People often contrast my alleged goodness with their less satisfactory experiences with other foreigners. These compliments, unlike most of the others, I always greedily accept and make me feel particularly smug and self-righteous. While my pride at being told that I am the least foreign-seeming of the foreigners is really yet another mark of my desperation to fit in and be liked, I have to say that after meeting some fellow ex-patriots I cannot disagree that maybe I am a little bit good by comparison. If I try to judge my foreigner fellows with the most compassion I can muster, I can’t help but appreciate my own good fortune to be able to come to India as an ethnographer and not in some other capacity that forces me to stay aloof. I met some British NGO workers who were constantly talking about how their insurance policy barred them from partaking in many activities that I had since come to consider part of my average day. For instance, one was chastising the other for riding on a motorcycle, telling her that she risked injury. I listened on guiltily remembering all of the motorbikes I have casually hopped on the back of for the sake of participant observation or simple enjoyment with friends. Catching the look on my face, the NGO worker said, “oh it’s fine to ride on back roads, don’t worry!” After my conversations with them and some others, I felt fortunate that I have the freedom to approach my life here with a spirit of optimism and a desire to make connections rather than primarily with fear and anxiety.

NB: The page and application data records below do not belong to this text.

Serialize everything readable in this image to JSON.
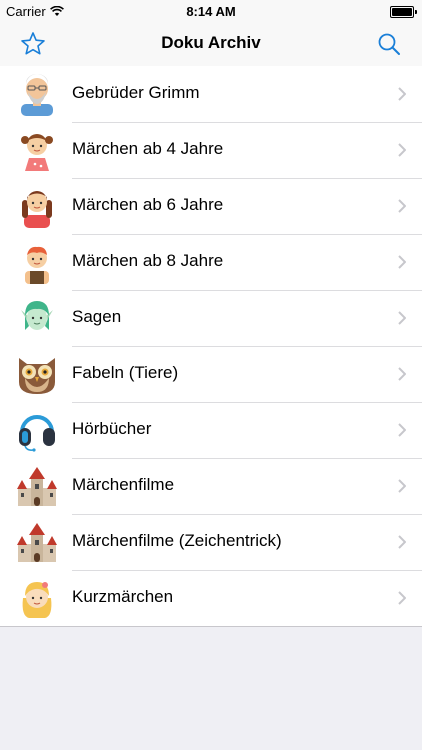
{
  "status_bar": {
    "carrier": "Carrier",
    "time": "8:14 AM"
  },
  "nav": {
    "title": "Doku Archiv",
    "left_icon": "star-icon",
    "right_icon": "search-icon"
  },
  "colors": {
    "accent": "#1a7fd8",
    "chevron": "#c7c7cc",
    "separator": "#dcdcdf",
    "background": "#efeff4"
  },
  "items": [
    {
      "label": "Gebrüder Grimm",
      "icon": "old-man-avatar-icon"
    },
    {
      "label": "Märchen ab 4 Jahre",
      "icon": "little-girl-avatar-icon"
    },
    {
      "label": "Märchen ab 6 Jahre",
      "icon": "girl-braids-avatar-icon"
    },
    {
      "label": "Märchen ab 8 Jahre",
      "icon": "boy-avatar-icon"
    },
    {
      "label": "Sagen",
      "icon": "elf-avatar-icon"
    },
    {
      "label": "Fabeln (Tiere)",
      "icon": "owl-icon"
    },
    {
      "label": "Hörbücher",
      "icon": "headphones-icon"
    },
    {
      "label": "Märchenfilme",
      "icon": "castle-icon"
    },
    {
      "label": "Märchenfilme (Zeichentrick)",
      "icon": "castle-icon"
    },
    {
      "label": "Kurzmärchen",
      "icon": "blonde-girl-avatar-icon"
    }
  ]
}
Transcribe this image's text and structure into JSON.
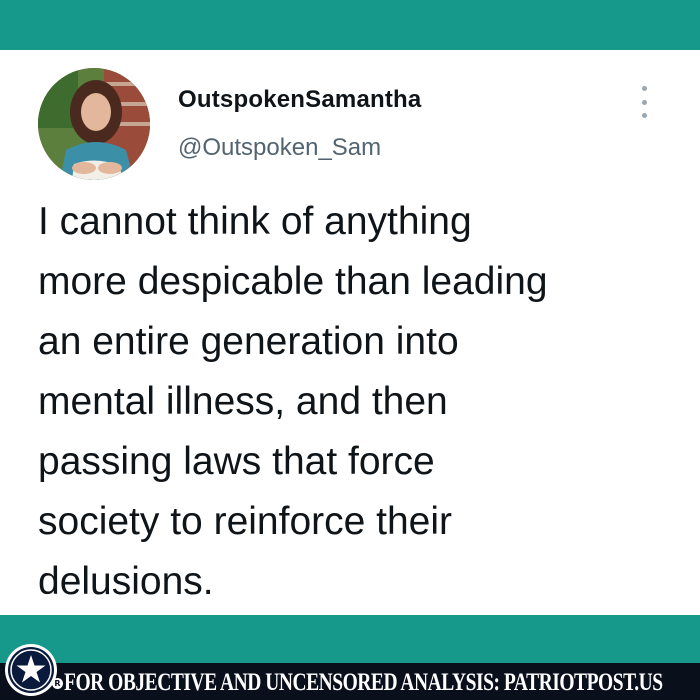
{
  "tweet": {
    "display_name": "OutspokenSamantha",
    "handle": "@Outspoken_Sam",
    "text": "I cannot think of anything\nmore despicable than leading\nan entire generation into\nmental illness, and then\npassing laws that force\nsociety to reinforce their\ndelusions.",
    "avatar_icon": "profile-photo",
    "menu_icon": "more-vertical-icon"
  },
  "footer": {
    "text": "FOR OBJECTIVE AND UNCENSORED ANALYSIS: PATRIOTPOST.US",
    "registered": "R",
    "logo_icon": "star-seal-logo"
  },
  "colors": {
    "teal_band": "#16998a",
    "footer_background": "#0a0f1c",
    "text_primary": "#0f1419",
    "text_secondary": "#536471"
  }
}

Although I often feel nervous that I’ve done something wrong or that I’m being misunderstood, I’d rather have this anxiety than be so concerned about injury, illness, or attack that I can’t accept a kind offer of assistance from a friendly person.